SHARPE almost impossible to kill, practically invincible. A new study – which will not please those who are afraid of cockroaches – tells how some of these insects are becoming more and more resistant, so much so that insecticides and other products seem to have no effect on them anymore. The rise of some cockroaches (Blatella germanica) was recently reported in a research by Purdue University published in the journal Scientific Reports.
The researchers explain how within a single generation these cockroaches have been able to evolve to respond to the effects of sprays, pesticides, insecticides and other remedies to eradicate them: in practice they can even resist new chemicals to which they have never been exposed before.

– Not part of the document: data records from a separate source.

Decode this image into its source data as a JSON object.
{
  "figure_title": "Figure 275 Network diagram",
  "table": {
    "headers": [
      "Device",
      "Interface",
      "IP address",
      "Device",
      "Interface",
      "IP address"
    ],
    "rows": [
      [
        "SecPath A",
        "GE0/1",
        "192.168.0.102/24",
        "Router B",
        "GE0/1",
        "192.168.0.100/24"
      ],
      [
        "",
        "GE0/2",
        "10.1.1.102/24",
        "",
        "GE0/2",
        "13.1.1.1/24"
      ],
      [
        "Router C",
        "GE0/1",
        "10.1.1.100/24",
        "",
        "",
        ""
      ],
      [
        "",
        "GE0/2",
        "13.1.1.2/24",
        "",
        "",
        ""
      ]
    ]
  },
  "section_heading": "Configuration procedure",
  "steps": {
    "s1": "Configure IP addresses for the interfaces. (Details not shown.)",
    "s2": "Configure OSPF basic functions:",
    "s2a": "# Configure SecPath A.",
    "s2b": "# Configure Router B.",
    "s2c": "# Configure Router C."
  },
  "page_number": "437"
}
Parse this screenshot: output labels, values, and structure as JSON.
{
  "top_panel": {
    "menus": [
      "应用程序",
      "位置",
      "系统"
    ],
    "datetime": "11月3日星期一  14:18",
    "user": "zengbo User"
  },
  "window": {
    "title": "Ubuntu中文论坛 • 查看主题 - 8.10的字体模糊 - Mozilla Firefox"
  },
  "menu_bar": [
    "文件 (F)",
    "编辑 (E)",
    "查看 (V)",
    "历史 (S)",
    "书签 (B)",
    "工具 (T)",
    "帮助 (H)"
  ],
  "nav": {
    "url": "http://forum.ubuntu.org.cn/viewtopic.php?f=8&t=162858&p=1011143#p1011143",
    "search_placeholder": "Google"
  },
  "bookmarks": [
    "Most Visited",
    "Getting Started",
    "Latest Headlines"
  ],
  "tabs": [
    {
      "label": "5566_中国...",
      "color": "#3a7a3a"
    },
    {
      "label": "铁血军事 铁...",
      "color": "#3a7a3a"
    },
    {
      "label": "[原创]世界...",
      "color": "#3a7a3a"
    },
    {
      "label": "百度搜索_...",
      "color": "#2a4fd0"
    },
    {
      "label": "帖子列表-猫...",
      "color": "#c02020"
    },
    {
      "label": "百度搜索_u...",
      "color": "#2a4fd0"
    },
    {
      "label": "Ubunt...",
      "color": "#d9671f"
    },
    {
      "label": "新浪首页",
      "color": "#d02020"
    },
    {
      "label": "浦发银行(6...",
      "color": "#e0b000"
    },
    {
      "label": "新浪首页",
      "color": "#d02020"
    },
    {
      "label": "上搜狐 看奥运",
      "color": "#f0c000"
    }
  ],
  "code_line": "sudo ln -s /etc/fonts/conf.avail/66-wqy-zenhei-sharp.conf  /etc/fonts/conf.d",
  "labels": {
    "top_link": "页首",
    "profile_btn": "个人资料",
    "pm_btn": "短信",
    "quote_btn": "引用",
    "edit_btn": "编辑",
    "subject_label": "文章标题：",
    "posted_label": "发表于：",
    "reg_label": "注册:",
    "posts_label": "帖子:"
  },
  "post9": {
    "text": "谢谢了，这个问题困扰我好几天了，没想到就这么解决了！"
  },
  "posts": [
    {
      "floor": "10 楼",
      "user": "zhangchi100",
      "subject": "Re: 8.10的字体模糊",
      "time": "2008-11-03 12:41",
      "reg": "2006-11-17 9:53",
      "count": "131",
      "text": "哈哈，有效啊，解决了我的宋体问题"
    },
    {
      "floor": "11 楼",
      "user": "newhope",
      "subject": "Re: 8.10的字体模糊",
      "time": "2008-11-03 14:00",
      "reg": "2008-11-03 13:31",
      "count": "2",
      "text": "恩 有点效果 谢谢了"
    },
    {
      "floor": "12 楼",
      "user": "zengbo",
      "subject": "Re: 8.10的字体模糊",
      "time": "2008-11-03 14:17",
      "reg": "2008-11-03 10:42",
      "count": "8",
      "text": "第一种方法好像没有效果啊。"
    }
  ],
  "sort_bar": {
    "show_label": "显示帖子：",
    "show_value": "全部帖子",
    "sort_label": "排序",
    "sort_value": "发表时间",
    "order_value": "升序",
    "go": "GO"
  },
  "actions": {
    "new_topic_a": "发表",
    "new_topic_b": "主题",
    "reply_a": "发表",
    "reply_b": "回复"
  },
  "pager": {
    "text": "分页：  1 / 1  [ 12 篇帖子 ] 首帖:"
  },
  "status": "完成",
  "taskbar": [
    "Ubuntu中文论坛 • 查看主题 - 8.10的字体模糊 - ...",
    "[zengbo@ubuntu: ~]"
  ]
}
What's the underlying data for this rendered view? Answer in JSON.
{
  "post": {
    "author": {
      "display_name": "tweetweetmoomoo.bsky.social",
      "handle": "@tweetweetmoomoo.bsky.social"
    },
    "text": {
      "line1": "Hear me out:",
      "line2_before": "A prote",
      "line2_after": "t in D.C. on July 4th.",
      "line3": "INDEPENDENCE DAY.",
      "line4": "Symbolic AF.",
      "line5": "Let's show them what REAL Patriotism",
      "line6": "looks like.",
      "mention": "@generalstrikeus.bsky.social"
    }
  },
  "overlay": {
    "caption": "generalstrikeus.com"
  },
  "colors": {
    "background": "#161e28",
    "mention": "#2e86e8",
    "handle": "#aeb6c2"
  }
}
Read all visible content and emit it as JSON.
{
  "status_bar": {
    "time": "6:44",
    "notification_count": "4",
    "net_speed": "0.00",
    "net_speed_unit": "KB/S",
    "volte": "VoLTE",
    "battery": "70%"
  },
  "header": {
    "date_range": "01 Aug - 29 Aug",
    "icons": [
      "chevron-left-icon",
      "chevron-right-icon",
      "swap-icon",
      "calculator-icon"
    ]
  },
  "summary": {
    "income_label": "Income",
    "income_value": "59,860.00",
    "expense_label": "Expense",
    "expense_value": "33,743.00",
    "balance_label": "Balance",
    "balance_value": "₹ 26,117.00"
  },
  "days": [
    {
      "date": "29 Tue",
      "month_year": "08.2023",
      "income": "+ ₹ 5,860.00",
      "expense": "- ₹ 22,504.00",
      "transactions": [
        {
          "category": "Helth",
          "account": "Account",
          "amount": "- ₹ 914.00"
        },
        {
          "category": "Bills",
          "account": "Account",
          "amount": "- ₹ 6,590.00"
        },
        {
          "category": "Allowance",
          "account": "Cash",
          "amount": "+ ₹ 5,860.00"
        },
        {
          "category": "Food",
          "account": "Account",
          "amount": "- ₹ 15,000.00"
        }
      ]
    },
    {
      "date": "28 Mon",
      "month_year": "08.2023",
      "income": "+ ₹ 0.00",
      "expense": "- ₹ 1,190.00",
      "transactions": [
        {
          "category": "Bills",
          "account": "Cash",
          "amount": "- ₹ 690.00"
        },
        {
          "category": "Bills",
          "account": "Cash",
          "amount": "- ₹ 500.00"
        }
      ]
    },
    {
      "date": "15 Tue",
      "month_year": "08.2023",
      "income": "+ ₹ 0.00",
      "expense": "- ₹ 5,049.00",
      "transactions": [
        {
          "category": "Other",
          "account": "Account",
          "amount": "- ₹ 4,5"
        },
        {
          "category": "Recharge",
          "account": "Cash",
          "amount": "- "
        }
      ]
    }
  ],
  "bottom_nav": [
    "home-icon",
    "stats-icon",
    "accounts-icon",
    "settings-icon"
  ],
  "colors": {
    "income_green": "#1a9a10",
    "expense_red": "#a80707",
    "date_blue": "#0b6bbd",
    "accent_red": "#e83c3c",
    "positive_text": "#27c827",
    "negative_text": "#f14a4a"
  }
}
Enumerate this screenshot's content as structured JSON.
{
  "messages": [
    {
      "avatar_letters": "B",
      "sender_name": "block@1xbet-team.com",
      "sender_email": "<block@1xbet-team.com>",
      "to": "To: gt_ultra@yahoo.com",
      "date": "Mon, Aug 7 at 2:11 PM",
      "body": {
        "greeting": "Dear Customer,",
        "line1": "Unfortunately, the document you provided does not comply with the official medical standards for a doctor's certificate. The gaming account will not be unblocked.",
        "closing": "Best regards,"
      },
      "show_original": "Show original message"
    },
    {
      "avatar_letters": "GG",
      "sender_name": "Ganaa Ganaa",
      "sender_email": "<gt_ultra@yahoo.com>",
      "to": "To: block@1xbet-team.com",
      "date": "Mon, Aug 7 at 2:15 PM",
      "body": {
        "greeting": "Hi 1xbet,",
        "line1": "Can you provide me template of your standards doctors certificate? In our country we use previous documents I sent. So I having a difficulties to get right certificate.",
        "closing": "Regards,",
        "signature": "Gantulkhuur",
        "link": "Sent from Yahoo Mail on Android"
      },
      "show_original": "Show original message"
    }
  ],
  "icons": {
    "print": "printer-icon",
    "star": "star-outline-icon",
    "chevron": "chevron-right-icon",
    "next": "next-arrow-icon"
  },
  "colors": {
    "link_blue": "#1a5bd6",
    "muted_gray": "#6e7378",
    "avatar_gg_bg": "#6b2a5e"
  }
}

“We had no idea that something like this could happen so quickly,” says lead author Michael Scharf of the Entomology Department at Purdue University. The scientist says that in just one new generation these animals are able to increase resistance four or even six times over the previous generation.
In order to discover the adaptation of these insects, experts carried out tests using three insecticides (abamectin, boric acid and thiamethoxam) inside some apartments in Indiana and Illinois infested with cockroaches. In a first treatment, three different insecticides were used every month for three months. In a second, two different insecticides were used for six months and in the third test one insecticide was chosen to which the cockroaches had low initial resistance.
No chemical cocktail, regardless of duration or rotation, was able to eradicate the cockroaches or even reduce their populations. Even, with the use of a single insecticide, the number of insects increased by 10%, thanks to an increase in resistance. With the use of two products in the first six months of the year the populations increased and in the third case, when three insecticides were used, the number of insects remained the same. The same tests were then replicated in the laboratory confirming that the offspring of the cockroaches proved “substantially immune” to the remedies used.
These results are worrying when you think that the cockroaches are able, in a reproductive cycle of only three months, to give birth to as many as 50 insects at a time. Part of the offspring develops greater resistance and gives rise to a cycle of “invincible” insects that can carry bacteria, salmonella, allergens and other risks to human health.
A new challenge is therefore necessary for scholars, made up of combinations of chemical treatments, traps, improved toilets, special vacuum cleaners and other strategies to try to defeat the presence of cockroaches: one insecticide in many cases is no longer enough.
“Cockroaches that develop resistance to several classes of insecticides at once make the control of these pests almost impossible only with chemicals – concludes the author of the study – we should prepare ourselves to combine different and new methods to defeat them”.